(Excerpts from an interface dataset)
- Opening Delimiter -

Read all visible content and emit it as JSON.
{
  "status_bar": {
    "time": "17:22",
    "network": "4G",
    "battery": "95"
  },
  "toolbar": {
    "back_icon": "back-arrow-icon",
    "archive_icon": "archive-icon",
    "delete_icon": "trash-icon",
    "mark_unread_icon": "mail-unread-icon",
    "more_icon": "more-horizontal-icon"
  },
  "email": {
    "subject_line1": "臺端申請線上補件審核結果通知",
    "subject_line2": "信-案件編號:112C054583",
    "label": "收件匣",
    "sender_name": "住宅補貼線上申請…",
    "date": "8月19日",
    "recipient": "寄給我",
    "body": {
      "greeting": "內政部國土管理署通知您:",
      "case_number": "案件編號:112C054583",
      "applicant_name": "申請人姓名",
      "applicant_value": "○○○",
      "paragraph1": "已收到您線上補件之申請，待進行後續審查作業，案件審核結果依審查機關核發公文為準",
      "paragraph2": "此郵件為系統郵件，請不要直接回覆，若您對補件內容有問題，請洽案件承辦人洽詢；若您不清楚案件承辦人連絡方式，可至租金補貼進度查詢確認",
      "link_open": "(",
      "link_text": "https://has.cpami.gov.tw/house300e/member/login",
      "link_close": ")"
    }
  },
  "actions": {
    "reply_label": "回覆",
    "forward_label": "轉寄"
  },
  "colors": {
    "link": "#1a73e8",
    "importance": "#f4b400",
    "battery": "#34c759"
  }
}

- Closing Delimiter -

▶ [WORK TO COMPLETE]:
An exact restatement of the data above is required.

▶ [EXERCISE RESULT]:
Read all visible content and emit it as JSON.
{
  "status_bar": {
    "time": "17:22",
    "network": "4G",
    "battery": "95"
  },
  "toolbar": {
    "back_icon": "back-arrow-icon",
    "archive_icon": "archive-icon",
    "delete_icon": "trash-icon",
    "mark_unread_icon": "mail-unread-icon",
    "more_icon": "more-horizontal-icon"
  },
  "email": {
    "subject_line1": "臺端申請線上補件審核結果通知",
    "subject_line2": "信-案件編號:112C054583",
    "label": "收件匣",
    "sender_name": "住宅補貼線上申請…",
    "date": "8月19日",
    "recipient": "寄給我",
    "body": {
      "greeting": "內政部國土管理署通知您:",
      "case_number": "案件編號:112C054583",
      "applicant_name": "申請人姓名",
      "applicant_value": "○○○",
      "paragraph1": "已收到您線上補件之申請，待進行後續審查作業，案件審核結果依審查機關核發公文為準",
      "paragraph2": "此郵件為系統郵件，請不要直接回覆，若您對補件內容有問題，請洽案件承辦人洽詢；若您不清楚案件承辦人連絡方式，可至租金補貼進度查詢確認",
      "link_open": "(",
      "link_text": "https://has.cpami.gov.tw/house300e/member/login",
      "link_close": ")"
    }
  },
  "actions": {
    "reply_label": "回覆",
    "forward_label": "轉寄"
  },
  "colors": {
    "link": "#1a73e8",
    "importance": "#f4b400",
    "battery": "#34c759"
  }
}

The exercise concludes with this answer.